- Providing locations of meters (if not directly located at the frontage of the property).
- Scheduling an appointment with a utility service inspector (USI).
- Call (206) 684-5803 from 8 - 9 a.m. to schedule an on-site same-day appointment (appointments will have a window of no less than 2 hours).
- You or your representative will be required to be on-site during a scheduled appointment to provide assistance and access to the property, hose bibs, removal of debris over meter boxes, etc.
- If you fail to keep your scheduled appointment, a second trip assessment fee of $210 will be added to your account.
- Changes to your approved utility site plan must be approved prior to SPU’s field crew scheduling the first field visit. Contact your project lead as early as possible if you have revisions to your approved utility plan.
- Changes to a project after a WAC is issued, particularly changes in lot configuration, require a new WAC which can result in delays or additional costs to your project.
- WACs expire 18 months from the date of issue. Be sure your WAC is valid when applying for a water service.
- Notify SPU when an extra water service is required, such as a fire or irrigation service. Each separate water service line needs a water meter.
How are water services regulated?

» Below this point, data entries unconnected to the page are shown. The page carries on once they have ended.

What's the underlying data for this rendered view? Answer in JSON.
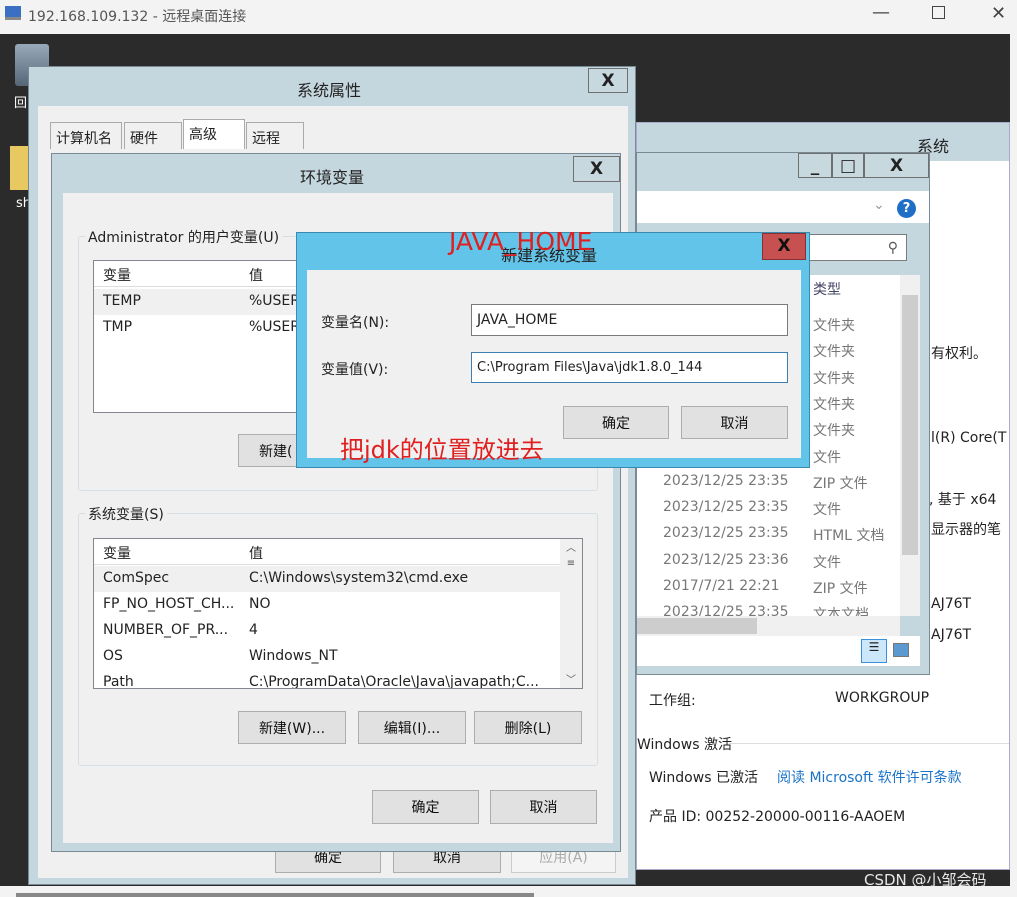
{
  "rdp": {
    "title": "192.168.109.132 - 远程桌面连接"
  },
  "desktop": {
    "icons": [
      {
        "label": "回"
      },
      {
        "label": "sh"
      }
    ]
  },
  "system_window": {
    "title": "系统",
    "texts": [
      "有权利。",
      "l(R) Core(T",
      ", 基于 x64",
      "显示器的笔",
      "AJ76T",
      "AJ76T"
    ],
    "workgroup_label": "工作组:",
    "workgroup_value": "WORKGROUP",
    "activation_header": "Windows 激活",
    "activated": "Windows 已激活",
    "license_link": "阅读 Microsoft 软件许可条款",
    "product_id": "产品 ID: 00252-20000-00116-AAOEM",
    "link_color": "#1a73c8"
  },
  "explorer": {
    "column_type": "类型",
    "rows": [
      {
        "date": "",
        "type": "文件夹"
      },
      {
        "date": "",
        "type": "文件夹"
      },
      {
        "date": "",
        "type": "文件夹"
      },
      {
        "date": "",
        "type": "文件夹"
      },
      {
        "date": "",
        "type": "文件夹"
      },
      {
        "date": "",
        "type": "文件"
      },
      {
        "date": "2023/12/25 23:35",
        "type": "ZIP 文件"
      },
      {
        "date": "2023/12/25 23:35",
        "type": "文件"
      },
      {
        "date": "2023/12/25 23:35",
        "type": "HTML 文档"
      },
      {
        "date": "2023/12/25 23:36",
        "type": "文件"
      },
      {
        "date": "2017/7/21 22:21",
        "type": "ZIP 文件"
      },
      {
        "date": "2023/12/25 23:35",
        "type": "文本文档"
      }
    ]
  },
  "sysprops": {
    "title": "系统属性",
    "tabs": [
      "计算机名",
      "硬件",
      "高级",
      "远程"
    ],
    "active_tab": "高级",
    "ok": "确定",
    "cancel": "取消",
    "apply": "应用(A)"
  },
  "envvars": {
    "title": "环境变量",
    "user_group": "Administrator 的用户变量(U)",
    "col_var": "变量",
    "col_val": "值",
    "user_rows": [
      {
        "name": "TEMP",
        "value": "%USER"
      },
      {
        "name": "TMP",
        "value": "%USER"
      }
    ],
    "user_new": "新建(",
    "sys_group": "系统变量(S)",
    "sys_rows": [
      {
        "name": "ComSpec",
        "value": "C:\\Windows\\system32\\cmd.exe"
      },
      {
        "name": "FP_NO_HOST_CH...",
        "value": "NO"
      },
      {
        "name": "NUMBER_OF_PR...",
        "value": "4"
      },
      {
        "name": "OS",
        "value": "Windows_NT"
      },
      {
        "name": "Path",
        "value": "C:\\ProgramData\\Oracle\\Java\\javapath;C..."
      }
    ],
    "sys_new": "新建(W)...",
    "sys_edit": "编辑(I)...",
    "sys_delete": "删除(L)",
    "ok": "确定",
    "cancel": "取消"
  },
  "newvar": {
    "title": "新建系统变量",
    "name_label": "变量名(N):",
    "name_value": "JAVA_HOME",
    "value_label": "变量值(V):",
    "value_value": "C:\\Program Files\\Java\\jdk1.8.0_144",
    "ok": "确定",
    "cancel": "取消",
    "accent": "#62c4e8",
    "close_color": "#c75050"
  },
  "annotations": {
    "top": "JAVA_HOME",
    "bottom": "把jdk的位置放进去",
    "color": "#e02020"
  },
  "watermark": "CSDN @小邹会码"
}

Seattle Municipal Code (SMC) outlines water rates and regulations in SMC Chapter 21.04. The State of Washington defines basic regulatory requirements to protect the health of consumers using public drinking water in WAC Chapter 246-290.